are varied, which leads me to believe that I will need to distill and define what I ultimately want to research for my EPP. With that said, I will discuss why I have a keen interest in cognition and technology, online administrative decision-making, and instructor training. Before I begin, however, I must first state that although my focus is about the online educational environment, I have found that criticisms and claims can be supported for both online and face-to-face teaching methods. For instance, I typically hear people criticize and compare the worst concepts of online courses to the very best of the face-to-face courses. Rarely, do people openly discuss the failings of the face-to-face methods when bashing the online teaching environment. We tend to create distinct separate silos for online and face-to-face, which I believe is an error in the overall goal to promote innovative education opportunities.

Cognition and technology in education needs to be desperately studied and I am very interested in knowing what works and what does not. When the brain is presented with several levels of sensory input, what does it select to use and retain and why? When we know that there are limits to the brain’s working memory, how can we create environments that support this limitation? How can the understanding of this information help


educators make wise decisions when creating online courses, or selecting software tools to license. We cannot fully trust the marketers of these products to rea

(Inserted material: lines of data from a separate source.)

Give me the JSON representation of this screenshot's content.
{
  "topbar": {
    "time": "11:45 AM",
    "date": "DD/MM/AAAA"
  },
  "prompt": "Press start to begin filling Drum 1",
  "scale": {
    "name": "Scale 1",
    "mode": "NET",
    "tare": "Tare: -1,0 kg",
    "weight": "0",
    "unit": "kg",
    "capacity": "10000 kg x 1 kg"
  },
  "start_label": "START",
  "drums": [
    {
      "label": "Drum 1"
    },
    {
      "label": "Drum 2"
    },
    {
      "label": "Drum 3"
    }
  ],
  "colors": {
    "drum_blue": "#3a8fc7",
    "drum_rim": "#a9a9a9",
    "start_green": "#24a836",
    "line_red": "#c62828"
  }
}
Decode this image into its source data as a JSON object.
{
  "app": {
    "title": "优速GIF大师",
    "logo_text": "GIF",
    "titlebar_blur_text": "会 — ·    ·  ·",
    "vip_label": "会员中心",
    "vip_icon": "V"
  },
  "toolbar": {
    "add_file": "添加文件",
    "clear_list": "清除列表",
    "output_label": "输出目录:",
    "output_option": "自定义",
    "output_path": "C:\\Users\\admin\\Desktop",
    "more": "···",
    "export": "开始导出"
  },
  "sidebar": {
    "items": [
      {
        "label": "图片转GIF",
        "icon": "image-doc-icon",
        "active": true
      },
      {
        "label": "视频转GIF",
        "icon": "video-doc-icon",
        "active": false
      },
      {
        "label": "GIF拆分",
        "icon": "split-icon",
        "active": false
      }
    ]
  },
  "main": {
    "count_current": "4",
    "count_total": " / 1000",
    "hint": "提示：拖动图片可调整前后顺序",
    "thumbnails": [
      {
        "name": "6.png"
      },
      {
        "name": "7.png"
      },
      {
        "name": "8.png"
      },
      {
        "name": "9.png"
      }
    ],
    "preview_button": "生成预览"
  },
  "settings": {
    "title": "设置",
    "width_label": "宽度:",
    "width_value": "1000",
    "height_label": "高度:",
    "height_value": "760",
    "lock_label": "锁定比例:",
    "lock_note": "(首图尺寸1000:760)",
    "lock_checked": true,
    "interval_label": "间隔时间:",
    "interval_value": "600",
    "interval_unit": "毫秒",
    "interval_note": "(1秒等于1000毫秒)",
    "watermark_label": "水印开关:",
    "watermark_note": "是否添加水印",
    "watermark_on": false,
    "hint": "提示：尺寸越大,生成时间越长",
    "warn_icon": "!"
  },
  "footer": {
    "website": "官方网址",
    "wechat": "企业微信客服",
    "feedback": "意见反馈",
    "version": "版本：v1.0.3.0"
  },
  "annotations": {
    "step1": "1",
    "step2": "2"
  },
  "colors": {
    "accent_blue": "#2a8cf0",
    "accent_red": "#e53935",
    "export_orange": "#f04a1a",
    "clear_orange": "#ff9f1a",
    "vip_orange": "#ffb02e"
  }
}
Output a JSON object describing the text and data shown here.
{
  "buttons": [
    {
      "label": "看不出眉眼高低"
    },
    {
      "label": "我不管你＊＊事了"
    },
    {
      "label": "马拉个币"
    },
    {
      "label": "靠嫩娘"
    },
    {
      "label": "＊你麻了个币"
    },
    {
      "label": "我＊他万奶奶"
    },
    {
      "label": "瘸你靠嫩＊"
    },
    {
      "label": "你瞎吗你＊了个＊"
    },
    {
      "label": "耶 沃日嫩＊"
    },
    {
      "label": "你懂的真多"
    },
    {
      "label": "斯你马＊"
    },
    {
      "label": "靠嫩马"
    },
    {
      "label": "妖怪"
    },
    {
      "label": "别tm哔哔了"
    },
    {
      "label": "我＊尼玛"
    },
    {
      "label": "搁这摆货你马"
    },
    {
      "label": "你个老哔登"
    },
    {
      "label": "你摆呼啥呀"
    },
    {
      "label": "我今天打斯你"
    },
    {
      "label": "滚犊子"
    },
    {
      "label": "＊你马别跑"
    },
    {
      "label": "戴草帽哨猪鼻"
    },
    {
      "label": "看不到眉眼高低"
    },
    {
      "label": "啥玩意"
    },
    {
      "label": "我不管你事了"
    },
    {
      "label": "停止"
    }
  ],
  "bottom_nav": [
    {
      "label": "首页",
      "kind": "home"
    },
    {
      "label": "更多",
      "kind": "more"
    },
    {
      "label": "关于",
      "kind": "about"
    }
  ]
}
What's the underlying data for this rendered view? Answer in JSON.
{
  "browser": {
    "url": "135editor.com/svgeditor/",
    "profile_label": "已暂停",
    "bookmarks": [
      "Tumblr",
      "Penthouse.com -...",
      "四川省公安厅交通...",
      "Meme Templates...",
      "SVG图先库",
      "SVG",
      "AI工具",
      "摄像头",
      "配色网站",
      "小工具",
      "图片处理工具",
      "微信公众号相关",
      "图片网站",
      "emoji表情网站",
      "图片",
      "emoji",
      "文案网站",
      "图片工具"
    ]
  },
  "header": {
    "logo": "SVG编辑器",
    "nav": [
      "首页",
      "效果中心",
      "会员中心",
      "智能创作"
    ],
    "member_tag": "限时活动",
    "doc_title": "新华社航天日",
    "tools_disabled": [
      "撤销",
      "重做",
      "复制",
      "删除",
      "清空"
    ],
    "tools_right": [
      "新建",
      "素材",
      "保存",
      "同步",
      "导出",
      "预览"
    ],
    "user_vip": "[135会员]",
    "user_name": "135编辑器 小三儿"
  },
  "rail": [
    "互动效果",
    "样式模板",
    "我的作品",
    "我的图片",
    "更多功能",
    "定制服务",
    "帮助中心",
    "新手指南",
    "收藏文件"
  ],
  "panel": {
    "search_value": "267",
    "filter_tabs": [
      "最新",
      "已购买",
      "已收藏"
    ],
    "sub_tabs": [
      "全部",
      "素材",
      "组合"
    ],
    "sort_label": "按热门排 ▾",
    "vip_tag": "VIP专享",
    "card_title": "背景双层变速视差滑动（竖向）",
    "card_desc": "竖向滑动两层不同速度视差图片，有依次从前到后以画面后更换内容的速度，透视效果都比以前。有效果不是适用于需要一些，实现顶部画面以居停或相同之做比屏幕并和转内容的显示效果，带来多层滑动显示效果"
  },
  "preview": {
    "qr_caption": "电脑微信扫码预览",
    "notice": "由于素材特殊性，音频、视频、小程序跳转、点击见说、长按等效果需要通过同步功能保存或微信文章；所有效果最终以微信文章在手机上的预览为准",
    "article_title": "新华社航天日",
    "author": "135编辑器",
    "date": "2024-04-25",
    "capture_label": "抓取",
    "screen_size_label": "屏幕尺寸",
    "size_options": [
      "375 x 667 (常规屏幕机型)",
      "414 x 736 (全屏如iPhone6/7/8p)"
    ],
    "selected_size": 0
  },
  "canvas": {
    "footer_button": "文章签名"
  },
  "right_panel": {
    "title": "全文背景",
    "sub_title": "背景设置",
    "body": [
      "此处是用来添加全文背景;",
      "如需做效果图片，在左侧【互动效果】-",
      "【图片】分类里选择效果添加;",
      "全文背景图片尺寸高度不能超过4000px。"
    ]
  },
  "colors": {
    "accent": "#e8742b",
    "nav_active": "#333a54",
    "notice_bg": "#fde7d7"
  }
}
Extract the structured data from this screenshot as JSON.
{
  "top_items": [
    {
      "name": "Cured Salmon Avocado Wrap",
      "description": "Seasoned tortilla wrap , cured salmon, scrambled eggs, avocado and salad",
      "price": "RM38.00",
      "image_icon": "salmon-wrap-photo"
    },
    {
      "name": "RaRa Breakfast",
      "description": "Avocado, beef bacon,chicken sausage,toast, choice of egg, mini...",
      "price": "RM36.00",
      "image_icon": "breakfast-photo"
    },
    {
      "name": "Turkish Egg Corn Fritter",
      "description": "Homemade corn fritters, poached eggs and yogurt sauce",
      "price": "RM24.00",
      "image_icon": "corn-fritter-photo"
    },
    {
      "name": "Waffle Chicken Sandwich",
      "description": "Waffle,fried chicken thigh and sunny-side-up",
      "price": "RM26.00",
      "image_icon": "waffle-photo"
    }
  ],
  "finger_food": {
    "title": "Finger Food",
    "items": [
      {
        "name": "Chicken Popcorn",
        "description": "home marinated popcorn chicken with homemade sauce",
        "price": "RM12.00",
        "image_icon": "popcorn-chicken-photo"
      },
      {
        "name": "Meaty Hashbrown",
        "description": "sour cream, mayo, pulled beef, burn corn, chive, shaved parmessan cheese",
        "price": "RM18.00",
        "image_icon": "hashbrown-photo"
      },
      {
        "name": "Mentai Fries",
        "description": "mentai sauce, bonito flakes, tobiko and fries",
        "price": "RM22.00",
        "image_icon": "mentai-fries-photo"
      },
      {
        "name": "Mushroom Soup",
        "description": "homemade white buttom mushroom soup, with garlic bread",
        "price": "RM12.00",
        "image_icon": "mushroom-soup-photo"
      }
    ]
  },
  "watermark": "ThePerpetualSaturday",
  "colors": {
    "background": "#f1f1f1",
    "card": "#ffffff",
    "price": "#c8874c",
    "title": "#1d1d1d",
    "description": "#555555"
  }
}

lly know what the student needs. We must have a basic understanding of how our brains function for optimum learning in order to make informed decisions for our students.

Yes….there is a part 3 coming…

Reflections on The Connected Learner in a PLE


Connected (Photo credit: steven w)

My reflections after reading The Connected Learner in a PLE.

Thank you Professor Plourde for posting this on our Pintrest site. I think articles that center around “connected learners” is a great direction for us to start thinking about HOW to use these tools. When I think of the possibilities I am a bit overwhelmed and feel that we need to have our own “Connected Classroom Learning Standards/Rules/Manifesto..etc.”

We need to address these challenges:

1. How do we navigate the infinite choices that change, break, get bought/sold?

2. In what ways should we use the tools of choice? What are the best practices?

3. What privacy issues need to be addressed by the school district, the parent, future stakeholders in this child’s life?

4. How do we address this ending paragraph from this site?

  • “As proponents for the use of technology, we also realize that the noise from myriad digital distractions threatens the cognitive complexity of learning. Learners need to have the skills to know how to self-regulate the use of these tools.”

I hope that we will begin to discuss some of these questions that keep me wondering about web 2.0.